THE PROBLEM:
Which lines in the data below contain the word "value"? Return each of them.

RECORDS TO PROCESS section start

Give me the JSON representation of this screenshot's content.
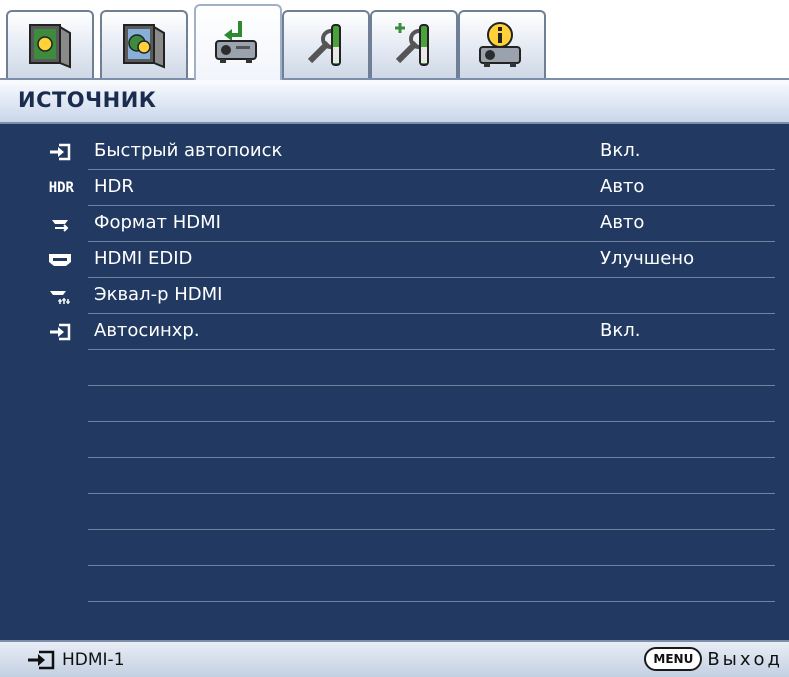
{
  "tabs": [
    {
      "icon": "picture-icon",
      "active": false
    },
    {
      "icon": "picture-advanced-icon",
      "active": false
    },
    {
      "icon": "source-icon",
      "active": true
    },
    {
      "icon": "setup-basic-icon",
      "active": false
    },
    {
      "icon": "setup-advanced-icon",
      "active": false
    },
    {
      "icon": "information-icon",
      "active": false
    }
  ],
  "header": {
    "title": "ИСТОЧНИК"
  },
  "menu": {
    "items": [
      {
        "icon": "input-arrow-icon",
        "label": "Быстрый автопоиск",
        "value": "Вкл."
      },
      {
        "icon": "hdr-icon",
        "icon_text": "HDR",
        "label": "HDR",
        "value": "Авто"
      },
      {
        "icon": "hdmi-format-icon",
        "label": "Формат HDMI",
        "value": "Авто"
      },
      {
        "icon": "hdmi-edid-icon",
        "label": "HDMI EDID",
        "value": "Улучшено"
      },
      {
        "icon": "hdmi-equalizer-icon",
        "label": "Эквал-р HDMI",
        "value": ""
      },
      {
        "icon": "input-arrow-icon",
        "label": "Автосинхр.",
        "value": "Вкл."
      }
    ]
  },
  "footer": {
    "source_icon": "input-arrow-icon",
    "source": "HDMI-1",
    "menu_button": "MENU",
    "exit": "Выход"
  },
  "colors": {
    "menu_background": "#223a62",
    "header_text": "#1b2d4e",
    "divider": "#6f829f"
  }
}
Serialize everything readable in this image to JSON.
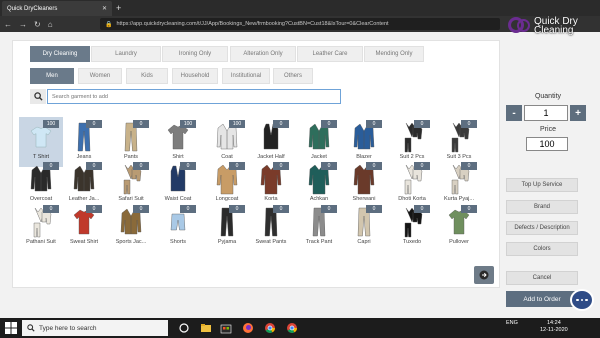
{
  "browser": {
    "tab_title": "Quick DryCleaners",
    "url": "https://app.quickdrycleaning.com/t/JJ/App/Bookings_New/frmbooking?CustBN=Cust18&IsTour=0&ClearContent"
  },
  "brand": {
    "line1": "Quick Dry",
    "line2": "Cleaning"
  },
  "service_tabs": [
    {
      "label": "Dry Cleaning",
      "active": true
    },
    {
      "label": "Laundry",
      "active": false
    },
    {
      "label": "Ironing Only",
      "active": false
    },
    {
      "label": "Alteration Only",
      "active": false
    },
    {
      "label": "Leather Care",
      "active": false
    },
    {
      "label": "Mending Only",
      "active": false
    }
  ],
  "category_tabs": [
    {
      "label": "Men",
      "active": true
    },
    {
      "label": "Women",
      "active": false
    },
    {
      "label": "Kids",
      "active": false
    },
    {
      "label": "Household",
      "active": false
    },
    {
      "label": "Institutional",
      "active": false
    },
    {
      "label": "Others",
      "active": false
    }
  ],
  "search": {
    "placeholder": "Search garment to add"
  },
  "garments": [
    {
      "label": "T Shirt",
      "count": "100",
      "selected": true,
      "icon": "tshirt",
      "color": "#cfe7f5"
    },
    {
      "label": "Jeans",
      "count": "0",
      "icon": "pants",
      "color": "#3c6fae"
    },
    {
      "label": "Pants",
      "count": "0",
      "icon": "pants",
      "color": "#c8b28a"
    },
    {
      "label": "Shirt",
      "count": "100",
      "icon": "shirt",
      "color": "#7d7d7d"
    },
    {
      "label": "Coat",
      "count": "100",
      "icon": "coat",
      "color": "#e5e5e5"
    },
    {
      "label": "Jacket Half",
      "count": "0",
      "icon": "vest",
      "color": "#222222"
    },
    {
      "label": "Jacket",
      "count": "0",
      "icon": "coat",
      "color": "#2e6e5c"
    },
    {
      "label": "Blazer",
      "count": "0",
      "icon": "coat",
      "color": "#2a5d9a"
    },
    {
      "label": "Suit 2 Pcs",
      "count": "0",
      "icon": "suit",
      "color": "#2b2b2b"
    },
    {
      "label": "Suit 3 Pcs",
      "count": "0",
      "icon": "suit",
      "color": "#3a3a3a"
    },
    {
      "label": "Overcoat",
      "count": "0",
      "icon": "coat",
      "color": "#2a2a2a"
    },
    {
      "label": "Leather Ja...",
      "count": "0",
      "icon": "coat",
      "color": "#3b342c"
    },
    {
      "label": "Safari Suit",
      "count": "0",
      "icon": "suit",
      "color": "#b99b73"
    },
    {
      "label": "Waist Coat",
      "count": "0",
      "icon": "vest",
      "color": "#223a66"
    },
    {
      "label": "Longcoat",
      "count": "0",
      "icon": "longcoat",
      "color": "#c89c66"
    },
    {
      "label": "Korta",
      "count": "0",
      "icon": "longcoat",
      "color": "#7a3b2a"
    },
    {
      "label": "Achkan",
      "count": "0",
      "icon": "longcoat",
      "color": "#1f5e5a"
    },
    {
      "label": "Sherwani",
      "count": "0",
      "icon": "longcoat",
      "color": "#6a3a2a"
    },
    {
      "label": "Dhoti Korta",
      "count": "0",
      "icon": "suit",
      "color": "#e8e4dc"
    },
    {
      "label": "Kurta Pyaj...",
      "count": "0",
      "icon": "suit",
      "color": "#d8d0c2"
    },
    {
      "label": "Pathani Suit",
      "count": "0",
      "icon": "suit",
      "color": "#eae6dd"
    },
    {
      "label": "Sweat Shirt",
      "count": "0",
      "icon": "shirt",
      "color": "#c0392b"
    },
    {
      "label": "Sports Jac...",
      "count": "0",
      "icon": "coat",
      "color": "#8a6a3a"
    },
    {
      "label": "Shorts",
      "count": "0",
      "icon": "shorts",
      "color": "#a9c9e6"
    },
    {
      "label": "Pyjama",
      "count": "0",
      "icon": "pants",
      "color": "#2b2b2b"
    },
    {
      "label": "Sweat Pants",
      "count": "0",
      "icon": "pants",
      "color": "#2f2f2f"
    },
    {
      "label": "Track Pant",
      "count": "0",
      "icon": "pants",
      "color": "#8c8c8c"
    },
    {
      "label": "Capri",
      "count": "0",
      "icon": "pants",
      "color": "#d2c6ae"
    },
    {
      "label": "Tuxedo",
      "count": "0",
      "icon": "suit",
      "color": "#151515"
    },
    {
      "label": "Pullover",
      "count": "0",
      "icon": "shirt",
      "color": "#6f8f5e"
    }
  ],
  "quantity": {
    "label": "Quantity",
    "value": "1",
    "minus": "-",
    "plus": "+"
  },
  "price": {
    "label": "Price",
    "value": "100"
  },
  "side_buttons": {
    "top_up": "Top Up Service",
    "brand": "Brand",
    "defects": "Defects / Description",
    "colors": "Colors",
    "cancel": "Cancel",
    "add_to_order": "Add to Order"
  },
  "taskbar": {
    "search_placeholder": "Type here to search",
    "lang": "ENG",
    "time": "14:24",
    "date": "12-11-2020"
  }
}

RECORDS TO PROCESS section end

YOUR RESPONSE:
        "value": "Вкл."
        "value": "Авто"
        "value": "Авто"
        "value": "Улучшено"
        "value": ""
        "value": "Вкл."
    "value": "1",
    "value": "100"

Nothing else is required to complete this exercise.